After a title sequence consisting of an awful CGI pigeon flying to “Ride of the Valkyries” we go straight in to a weirdly misjudged serious take on the sitcom’s “You have been watching…” (which we get a proper version of at the end anyway). After that it’s the bull scene you’ve probably already seen in the trailers, and the old boys slowly walking away from an equally slow (but we’re told, angry) bull is no funnier here.
The wives (Felicity Montagu and a completely wasted Sarah Lancashire and Alison Steadman) are great additions to the regular cast of characters, perhaps the one thing that was lacking in the original show – formidable women to keep their silly old men in check. The scene in the Mainwarings’ shelter during an air raid is made memorable by Mrs M’s determination to not lose out on sleep no matter what is flying overhead – she having erected a sizeable bunk bed in there for just such a night. As Elizabeth, Felicity Montagu steals every scene she’s in, fully living up to the fearsome reputation her character (unseen, but referred to frequently in the sitcom) has built up.

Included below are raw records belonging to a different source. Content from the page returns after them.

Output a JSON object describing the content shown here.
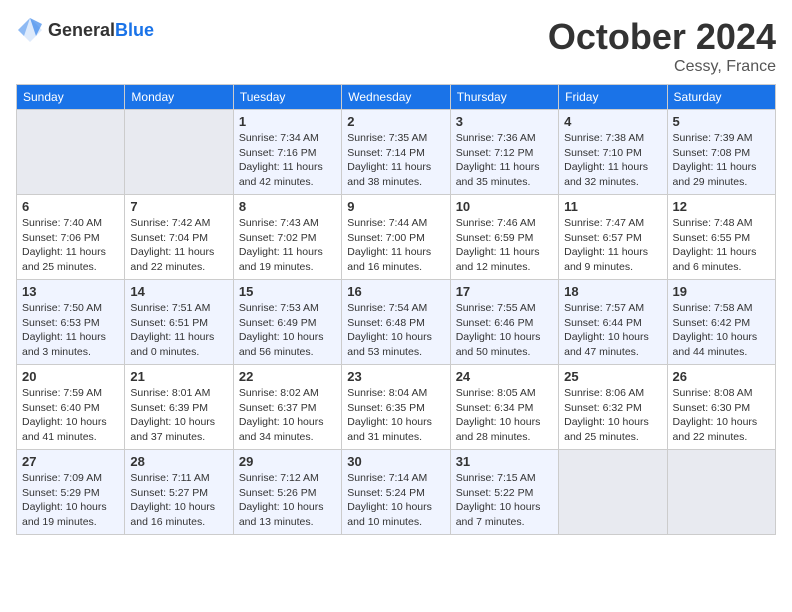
{
  "header": {
    "logo_general": "General",
    "logo_blue": "Blue",
    "month": "October 2024",
    "location": "Cessy, France"
  },
  "weekdays": [
    "Sunday",
    "Monday",
    "Tuesday",
    "Wednesday",
    "Thursday",
    "Friday",
    "Saturday"
  ],
  "weeks": [
    [
      {
        "day": "",
        "empty": true
      },
      {
        "day": "",
        "empty": true
      },
      {
        "day": "1",
        "sunrise": "Sunrise: 7:34 AM",
        "sunset": "Sunset: 7:16 PM",
        "daylight": "Daylight: 11 hours and 42 minutes."
      },
      {
        "day": "2",
        "sunrise": "Sunrise: 7:35 AM",
        "sunset": "Sunset: 7:14 PM",
        "daylight": "Daylight: 11 hours and 38 minutes."
      },
      {
        "day": "3",
        "sunrise": "Sunrise: 7:36 AM",
        "sunset": "Sunset: 7:12 PM",
        "daylight": "Daylight: 11 hours and 35 minutes."
      },
      {
        "day": "4",
        "sunrise": "Sunrise: 7:38 AM",
        "sunset": "Sunset: 7:10 PM",
        "daylight": "Daylight: 11 hours and 32 minutes."
      },
      {
        "day": "5",
        "sunrise": "Sunrise: 7:39 AM",
        "sunset": "Sunset: 7:08 PM",
        "daylight": "Daylight: 11 hours and 29 minutes."
      }
    ],
    [
      {
        "day": "6",
        "sunrise": "Sunrise: 7:40 AM",
        "sunset": "Sunset: 7:06 PM",
        "daylight": "Daylight: 11 hours and 25 minutes."
      },
      {
        "day": "7",
        "sunrise": "Sunrise: 7:42 AM",
        "sunset": "Sunset: 7:04 PM",
        "daylight": "Daylight: 11 hours and 22 minutes."
      },
      {
        "day": "8",
        "sunrise": "Sunrise: 7:43 AM",
        "sunset": "Sunset: 7:02 PM",
        "daylight": "Daylight: 11 hours and 19 minutes."
      },
      {
        "day": "9",
        "sunrise": "Sunrise: 7:44 AM",
        "sunset": "Sunset: 7:00 PM",
        "daylight": "Daylight: 11 hours and 16 minutes."
      },
      {
        "day": "10",
        "sunrise": "Sunrise: 7:46 AM",
        "sunset": "Sunset: 6:59 PM",
        "daylight": "Daylight: 11 hours and 12 minutes."
      },
      {
        "day": "11",
        "sunrise": "Sunrise: 7:47 AM",
        "sunset": "Sunset: 6:57 PM",
        "daylight": "Daylight: 11 hours and 9 minutes."
      },
      {
        "day": "12",
        "sunrise": "Sunrise: 7:48 AM",
        "sunset": "Sunset: 6:55 PM",
        "daylight": "Daylight: 11 hours and 6 minutes."
      }
    ],
    [
      {
        "day": "13",
        "sunrise": "Sunrise: 7:50 AM",
        "sunset": "Sunset: 6:53 PM",
        "daylight": "Daylight: 11 hours and 3 minutes."
      },
      {
        "day": "14",
        "sunrise": "Sunrise: 7:51 AM",
        "sunset": "Sunset: 6:51 PM",
        "daylight": "Daylight: 11 hours and 0 minutes."
      },
      {
        "day": "15",
        "sunrise": "Sunrise: 7:53 AM",
        "sunset": "Sunset: 6:49 PM",
        "daylight": "Daylight: 10 hours and 56 minutes."
      },
      {
        "day": "16",
        "sunrise": "Sunrise: 7:54 AM",
        "sunset": "Sunset: 6:48 PM",
        "daylight": "Daylight: 10 hours and 53 minutes."
      },
      {
        "day": "17",
        "sunrise": "Sunrise: 7:55 AM",
        "sunset": "Sunset: 6:46 PM",
        "daylight": "Daylight: 10 hours and 50 minutes."
      },
      {
        "day": "18",
        "sunrise": "Sunrise: 7:57 AM",
        "sunset": "Sunset: 6:44 PM",
        "daylight": "Daylight: 10 hours and 47 minutes."
      },
      {
        "day": "19",
        "sunrise": "Sunrise: 7:58 AM",
        "sunset": "Sunset: 6:42 PM",
        "daylight": "Daylight: 10 hours and 44 minutes."
      }
    ],
    [
      {
        "day": "20",
        "sunrise": "Sunrise: 7:59 AM",
        "sunset": "Sunset: 6:40 PM",
        "daylight": "Daylight: 10 hours and 41 minutes."
      },
      {
        "day": "21",
        "sunrise": "Sunrise: 8:01 AM",
        "sunset": "Sunset: 6:39 PM",
        "daylight": "Daylight: 10 hours and 37 minutes."
      },
      {
        "day": "22",
        "sunrise": "Sunrise: 8:02 AM",
        "sunset": "Sunset: 6:37 PM",
        "daylight": "Daylight: 10 hours and 34 minutes."
      },
      {
        "day": "23",
        "sunrise": "Sunrise: 8:04 AM",
        "sunset": "Sunset: 6:35 PM",
        "daylight": "Daylight: 10 hours and 31 minutes."
      },
      {
        "day": "24",
        "sunrise": "Sunrise: 8:05 AM",
        "sunset": "Sunset: 6:34 PM",
        "daylight": "Daylight: 10 hours and 28 minutes."
      },
      {
        "day": "25",
        "sunrise": "Sunrise: 8:06 AM",
        "sunset": "Sunset: 6:32 PM",
        "daylight": "Daylight: 10 hours and 25 minutes."
      },
      {
        "day": "26",
        "sunrise": "Sunrise: 8:08 AM",
        "sunset": "Sunset: 6:30 PM",
        "daylight": "Daylight: 10 hours and 22 minutes."
      }
    ],
    [
      {
        "day": "27",
        "sunrise": "Sunrise: 7:09 AM",
        "sunset": "Sunset: 5:29 PM",
        "daylight": "Daylight: 10 hours and 19 minutes."
      },
      {
        "day": "28",
        "sunrise": "Sunrise: 7:11 AM",
        "sunset": "Sunset: 5:27 PM",
        "daylight": "Daylight: 10 hours and 16 minutes."
      },
      {
        "day": "29",
        "sunrise": "Sunrise: 7:12 AM",
        "sunset": "Sunset: 5:26 PM",
        "daylight": "Daylight: 10 hours and 13 minutes."
      },
      {
        "day": "30",
        "sunrise": "Sunrise: 7:14 AM",
        "sunset": "Sunset: 5:24 PM",
        "daylight": "Daylight: 10 hours and 10 minutes."
      },
      {
        "day": "31",
        "sunrise": "Sunrise: 7:15 AM",
        "sunset": "Sunset: 5:22 PM",
        "daylight": "Daylight: 10 hours and 7 minutes."
      },
      {
        "day": "",
        "empty": true
      },
      {
        "day": "",
        "empty": true
      }
    ]
  ]
}
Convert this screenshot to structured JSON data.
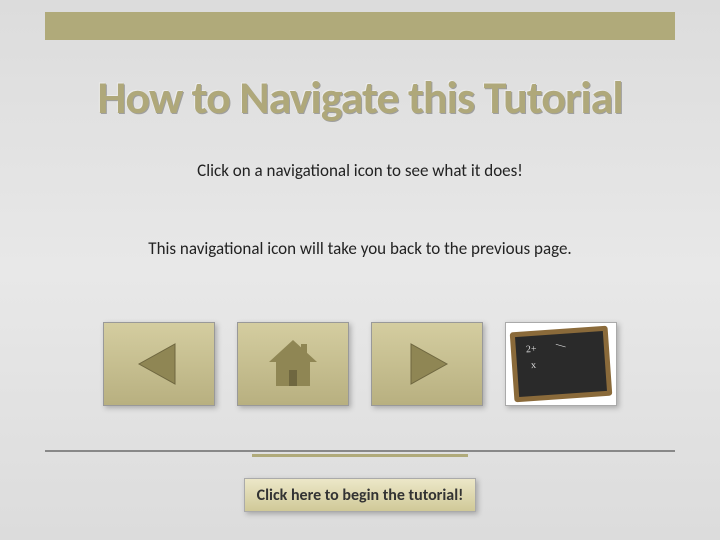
{
  "title": "How to Navigate this Tutorial",
  "subtitle": "Click on a navigational icon to see what it does!",
  "description": "This navigational icon will take you back to the previous page.",
  "icons": {
    "back": "back-arrow",
    "home": "home",
    "forward": "forward-arrow",
    "lesson": "chalkboard"
  },
  "begin_label": "Click here to begin the tutorial!",
  "colors": {
    "accent": "#b0aa7a",
    "card_top": "#d4cda0",
    "card_bottom": "#b8b080"
  }
}
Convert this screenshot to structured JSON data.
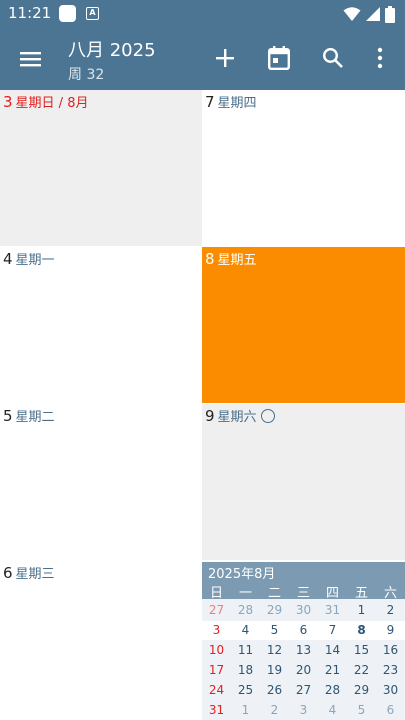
{
  "status": {
    "time": "11:21",
    "notif_icon_letter": "A"
  },
  "appbar": {
    "title": "八月 2025",
    "subtitle": "周 32"
  },
  "colors": {
    "appbar": "#4b7592",
    "selected": "#fb8c00",
    "sunday": "#e02020",
    "shaded": "#efefef"
  },
  "days": [
    {
      "num": "3",
      "dow": "星期日 / 8月",
      "sunday": true
    },
    {
      "num": "4",
      "dow": "星期一"
    },
    {
      "num": "5",
      "dow": "星期二"
    },
    {
      "num": "6",
      "dow": "星期三"
    },
    {
      "num": "7",
      "dow": "星期四"
    },
    {
      "num": "8",
      "dow": "星期五",
      "selected": true
    },
    {
      "num": "9",
      "dow": "星期六"
    }
  ],
  "mini": {
    "title": "2025年8月",
    "weekdays": [
      "日",
      "一",
      "二",
      "三",
      "四",
      "五",
      "六"
    ],
    "weeks": [
      [
        "27",
        "28",
        "29",
        "30",
        "31",
        "1",
        "2"
      ],
      [
        "3",
        "4",
        "5",
        "6",
        "7",
        "8",
        "9"
      ],
      [
        "10",
        "11",
        "12",
        "13",
        "14",
        "15",
        "16"
      ],
      [
        "17",
        "18",
        "19",
        "20",
        "21",
        "22",
        "23"
      ],
      [
        "24",
        "25",
        "26",
        "27",
        "28",
        "29",
        "30"
      ],
      [
        "31",
        "1",
        "2",
        "3",
        "4",
        "5",
        "6"
      ]
    ]
  }
}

Sergeant Wilson’s oft-hinted at infidelity and misdemeanours are made far more explicit and Nighy has fun with his snide, borderline maverick take on the character originated by John Le Mesurier. The others fit the moulds you expect, but rarely shine. Tom Courtenay’s Lance-Corporal Jones only raises a smile when he confides his out-of-the-blue philosophical conundrum, “If none of us exist, who would I sell my sausages to?”. I’m not sure Toby Jones’ gentle buffoon really competes with Arthur Lowe’s stuck up blowhard Captain Mainwaring, but at least Jones isn’t trying to do an impression of his predecessor.
The number one sin on radio is said to be dead air. This film all-too-often is the visual and comic equivalent of that. You can almost hear the embarrassed coughing in the background when the jokes don’t land or a pratfall is slightly off. Mainwaring tripping over things and over his words and Jones’ sausage-based innuendo aren’t exactly the height of comic sophistication, but they could have worked if well-timed, or at least if they form only a part of the routine. But in Dad’s Army “whoops” and “I saw you give her your sausage” is your lot.
It’s nice to have an acknowledgement that incompetent platoons of the Home Guard would of course be found out eventually. They weren’t a joke in the war, just a backup force back in Blighty, a chance for those unable to join up because of their age or their health serve their country. Of course having the platoon in dire straits at the end of the second act is simply to add a little more jeopardy than you’d see on the small screen. I don’t know how you’d get the runtime without this fabrication, but it still feels forced.
Dad’s Army is not only underwhelming and unfunny, but a pretty pointless exercise. Fans of the sitcom won’t give it the time of day, and it’s too dull and comically misjudged to find a new audience. Bill Nighy and Felicity Montagu on fine form can’t save this misfire. I think I’ll just stick to watching the original show, still repeated every Saturday night on the BBC, whenever I visit my grandad. SSP